The weather bureau has revealed the nation’s area-averaged mean temperature for 2020 was 1.15C above the 1961 to 1990 average.
The country also experienced its warmest spring on record last year.
The Bureau of Meteorology’s Annual Climate Statement for 2020 showed mean annual maximum and minimum temperatures were above average for all states and the Northern Territory, while rainfall was close to average, which helped ease drought conditions in many areas across the country.
But some regions had below average rainfall, including the west of Western Australia, southeastern Queensland and western Tasmania.
Senior climatologist Lynette Bettio said last year followed Australia’s warmest and driest year in 2019.
She said Australia could no longer escape spring or summer heatwaves, even in La Nina years.
She said the last eight years had been in the top 10 warmest on record for Australia.
“2020 continues the run of well above annual temperatures for Australia,” Dr Bettio said.
“Globally, every year from 2013 onwards has been among the 10 warmest on record, with 2016 and 2019 being the hottest, and 2020 was among the top three despite the onset of La Nina, which has a suppressing effect on global temperatures.”
Dr Bettio said there were both wet and dry periods throughout 2020, and May to July was “notably” dry across the southern half of the continent.
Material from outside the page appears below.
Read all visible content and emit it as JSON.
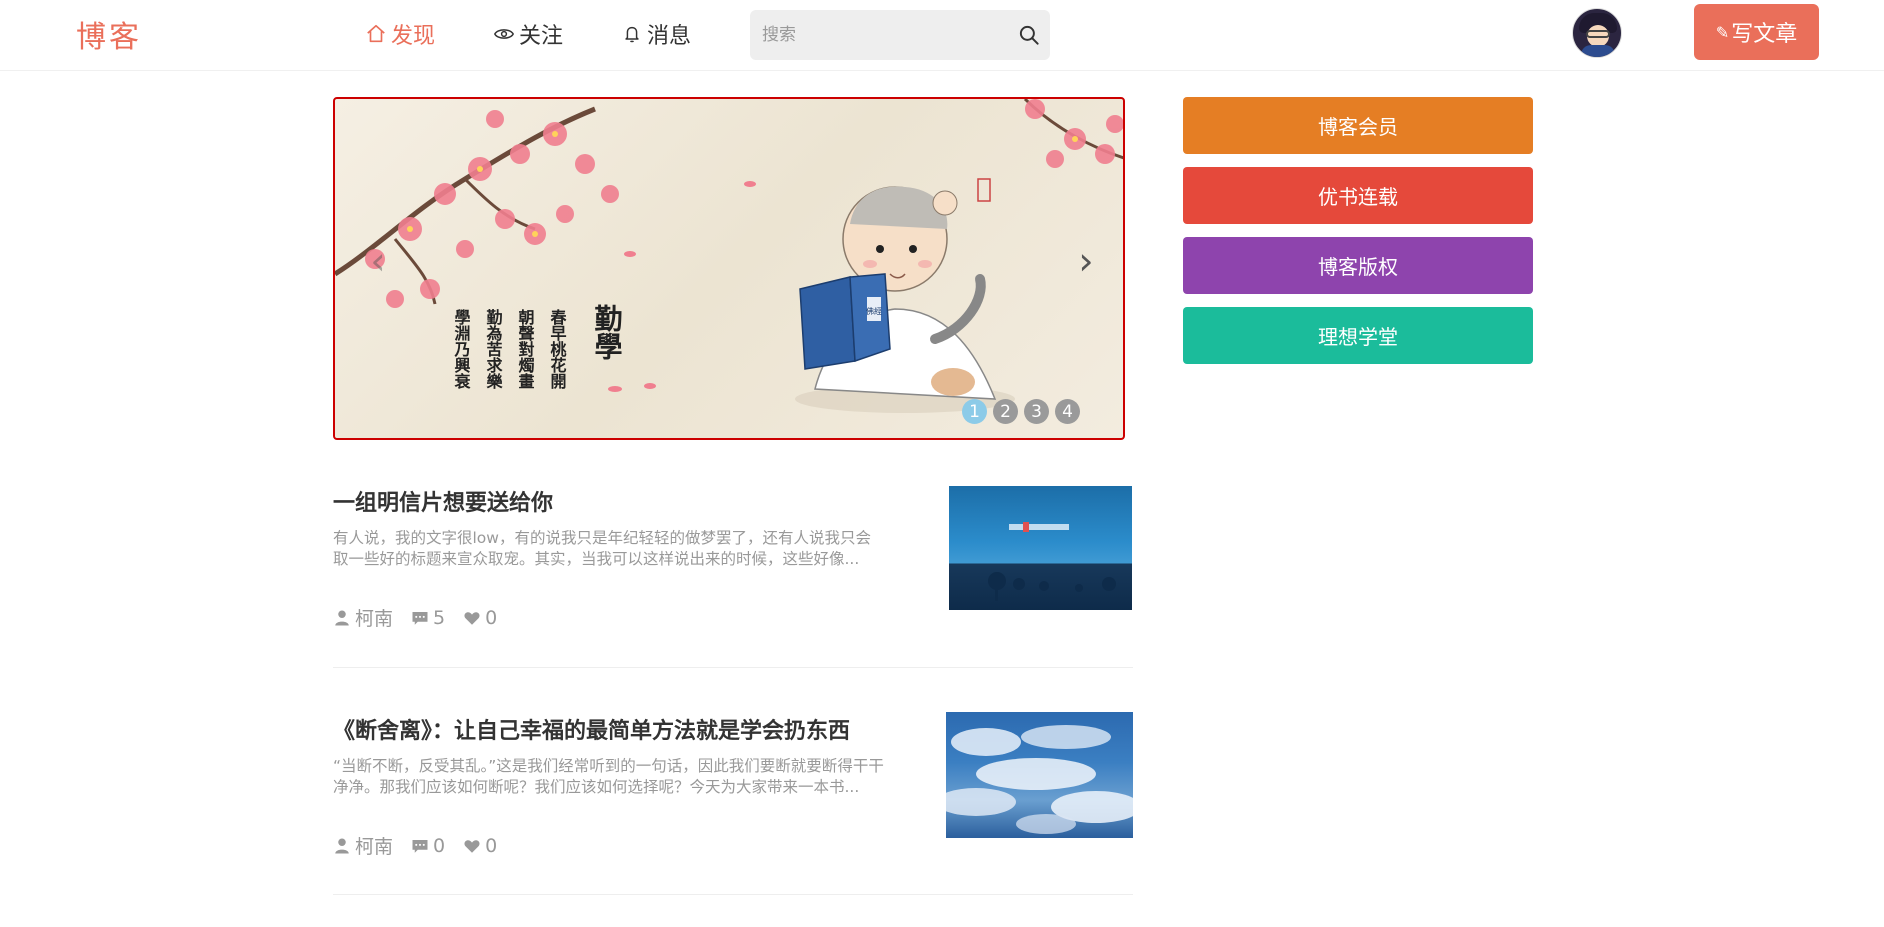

“The year started with significant long-term drought affecting large parts of the country, but rainfall across the year saw these severe drought conditions ease in many areas,” Dr Bettio said.
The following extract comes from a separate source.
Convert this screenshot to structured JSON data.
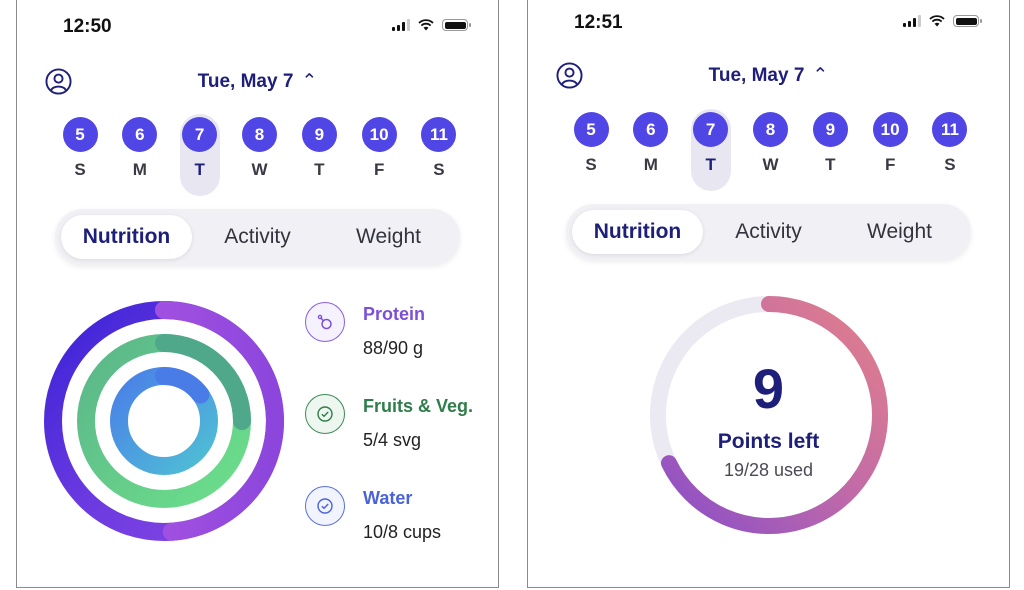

“While water storages increased in the southern Murray-Darling Basin in 2020, northern basin water levels still remained low at the end of the year.
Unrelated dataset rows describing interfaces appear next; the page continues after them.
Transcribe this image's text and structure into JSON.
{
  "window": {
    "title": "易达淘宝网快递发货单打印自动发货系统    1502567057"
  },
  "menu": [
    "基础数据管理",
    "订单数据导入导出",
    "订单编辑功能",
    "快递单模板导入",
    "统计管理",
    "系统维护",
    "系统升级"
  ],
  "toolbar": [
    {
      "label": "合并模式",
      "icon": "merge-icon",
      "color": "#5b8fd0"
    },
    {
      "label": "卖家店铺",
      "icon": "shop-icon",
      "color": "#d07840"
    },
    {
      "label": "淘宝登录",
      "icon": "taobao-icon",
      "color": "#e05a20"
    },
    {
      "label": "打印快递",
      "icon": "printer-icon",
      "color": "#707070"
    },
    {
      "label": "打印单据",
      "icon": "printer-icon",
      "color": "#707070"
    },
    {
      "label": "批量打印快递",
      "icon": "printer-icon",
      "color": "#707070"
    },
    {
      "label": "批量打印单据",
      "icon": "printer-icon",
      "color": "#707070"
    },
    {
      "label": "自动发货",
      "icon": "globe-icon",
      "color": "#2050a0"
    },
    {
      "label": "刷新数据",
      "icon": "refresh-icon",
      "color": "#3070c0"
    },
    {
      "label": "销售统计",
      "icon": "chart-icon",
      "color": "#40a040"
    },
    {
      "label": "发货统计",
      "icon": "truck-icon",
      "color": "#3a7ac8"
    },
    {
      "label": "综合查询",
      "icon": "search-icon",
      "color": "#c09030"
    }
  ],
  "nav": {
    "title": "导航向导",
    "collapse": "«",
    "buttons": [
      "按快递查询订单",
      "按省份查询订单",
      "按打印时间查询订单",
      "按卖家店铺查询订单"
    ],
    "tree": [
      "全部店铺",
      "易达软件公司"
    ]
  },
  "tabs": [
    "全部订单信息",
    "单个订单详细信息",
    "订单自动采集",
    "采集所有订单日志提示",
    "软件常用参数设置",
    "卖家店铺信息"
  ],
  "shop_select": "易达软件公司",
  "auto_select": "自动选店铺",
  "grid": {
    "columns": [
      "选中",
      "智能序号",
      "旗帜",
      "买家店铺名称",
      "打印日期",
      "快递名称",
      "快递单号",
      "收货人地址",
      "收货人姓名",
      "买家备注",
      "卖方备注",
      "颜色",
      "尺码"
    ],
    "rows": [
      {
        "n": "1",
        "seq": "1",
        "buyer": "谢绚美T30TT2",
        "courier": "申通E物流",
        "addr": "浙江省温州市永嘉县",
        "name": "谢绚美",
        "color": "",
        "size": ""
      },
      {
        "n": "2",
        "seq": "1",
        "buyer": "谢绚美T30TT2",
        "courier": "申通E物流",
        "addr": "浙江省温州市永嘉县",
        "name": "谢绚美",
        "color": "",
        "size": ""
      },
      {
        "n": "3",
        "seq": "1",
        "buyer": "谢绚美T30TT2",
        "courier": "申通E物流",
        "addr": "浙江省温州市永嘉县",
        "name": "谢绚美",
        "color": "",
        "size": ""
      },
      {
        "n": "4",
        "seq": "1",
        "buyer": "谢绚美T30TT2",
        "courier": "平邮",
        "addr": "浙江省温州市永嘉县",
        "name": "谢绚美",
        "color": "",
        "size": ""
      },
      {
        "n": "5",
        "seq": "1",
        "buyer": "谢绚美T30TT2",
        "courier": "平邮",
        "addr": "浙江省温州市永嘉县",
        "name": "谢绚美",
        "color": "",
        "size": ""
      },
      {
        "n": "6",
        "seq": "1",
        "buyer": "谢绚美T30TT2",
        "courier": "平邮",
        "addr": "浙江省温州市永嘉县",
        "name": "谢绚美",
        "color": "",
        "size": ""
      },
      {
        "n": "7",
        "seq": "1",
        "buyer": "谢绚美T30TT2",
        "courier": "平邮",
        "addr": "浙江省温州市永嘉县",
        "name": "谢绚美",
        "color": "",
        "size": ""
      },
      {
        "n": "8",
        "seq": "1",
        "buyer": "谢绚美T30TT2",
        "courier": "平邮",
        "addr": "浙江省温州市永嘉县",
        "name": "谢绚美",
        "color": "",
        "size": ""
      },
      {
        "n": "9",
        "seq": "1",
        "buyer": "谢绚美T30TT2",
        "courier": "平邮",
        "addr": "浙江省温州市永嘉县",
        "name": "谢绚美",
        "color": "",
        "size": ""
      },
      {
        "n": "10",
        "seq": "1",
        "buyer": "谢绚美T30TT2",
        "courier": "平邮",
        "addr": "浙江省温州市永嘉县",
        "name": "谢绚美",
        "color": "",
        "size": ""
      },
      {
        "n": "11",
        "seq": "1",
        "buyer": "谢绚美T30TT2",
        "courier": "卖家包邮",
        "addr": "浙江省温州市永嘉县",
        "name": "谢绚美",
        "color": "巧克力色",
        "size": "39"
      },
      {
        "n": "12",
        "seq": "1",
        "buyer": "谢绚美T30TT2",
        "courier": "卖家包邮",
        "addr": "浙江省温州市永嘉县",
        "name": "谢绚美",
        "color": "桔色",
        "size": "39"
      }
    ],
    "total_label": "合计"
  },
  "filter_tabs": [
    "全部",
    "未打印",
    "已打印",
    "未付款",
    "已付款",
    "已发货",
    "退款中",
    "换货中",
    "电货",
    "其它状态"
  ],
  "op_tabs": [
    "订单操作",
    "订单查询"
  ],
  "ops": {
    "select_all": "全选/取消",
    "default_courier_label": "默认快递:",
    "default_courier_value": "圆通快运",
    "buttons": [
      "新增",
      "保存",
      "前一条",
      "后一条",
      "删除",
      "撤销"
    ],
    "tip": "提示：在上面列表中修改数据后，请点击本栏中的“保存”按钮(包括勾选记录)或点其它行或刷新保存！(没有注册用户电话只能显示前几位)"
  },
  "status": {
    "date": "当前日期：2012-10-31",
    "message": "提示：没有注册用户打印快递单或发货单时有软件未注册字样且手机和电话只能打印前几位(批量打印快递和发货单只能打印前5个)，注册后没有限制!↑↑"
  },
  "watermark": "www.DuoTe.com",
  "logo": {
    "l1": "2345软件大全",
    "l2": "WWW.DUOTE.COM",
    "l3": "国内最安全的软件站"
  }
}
“By the end of the northern dry season, Darwin’s storage levels had dropped to their lowest level in 10 years.”
Dr Bettio said the shift from Australia’s driest year on record to more average conditions in 2020 reflected a significant shift in Australia’s climate drivers.
“The very strong positive Indian Ocean Dipole, which dominated our climate in 2019, broke down in early January,” she said.
“For winter and spring, it was close to negative Indian Ocean Dipole thresholds, favouring above average rainfall across Australia.
“La Nina slowly evolved during the winter and was declared under way by the bureau in late September and continued through the end of the year.
“The southern annular mode was in a positive mode for parts of winter, spring and at the end of the year. This reinforced the wet signal from La Nina in some areas.”
Dr Bettio said climate change continued to play a role.
“Australia has warmed on average by around 1.44C since 1910, meaning we are seeing more frequent warm years,” she said.
“We’ve also seen a 10 to 20 per cent decrease in rainfall across the April to October period for southern Australia in recent decades.”
Dr Bettio said some of the weather events experienced by the nation in 2020 included the extreme summer bushfires, which were aided by extreme heat across eastern Australia, extreme August heat in most of northern Western Australia, and a November heatwave across much of eastern Australia.
There was also a severe hailstorm in the ACT in January that dropped hailstones as large as 6cm in diameter. There were floods in eastern Australia in February, March and December, and southeast Australia was affected by thunderstorms in late October.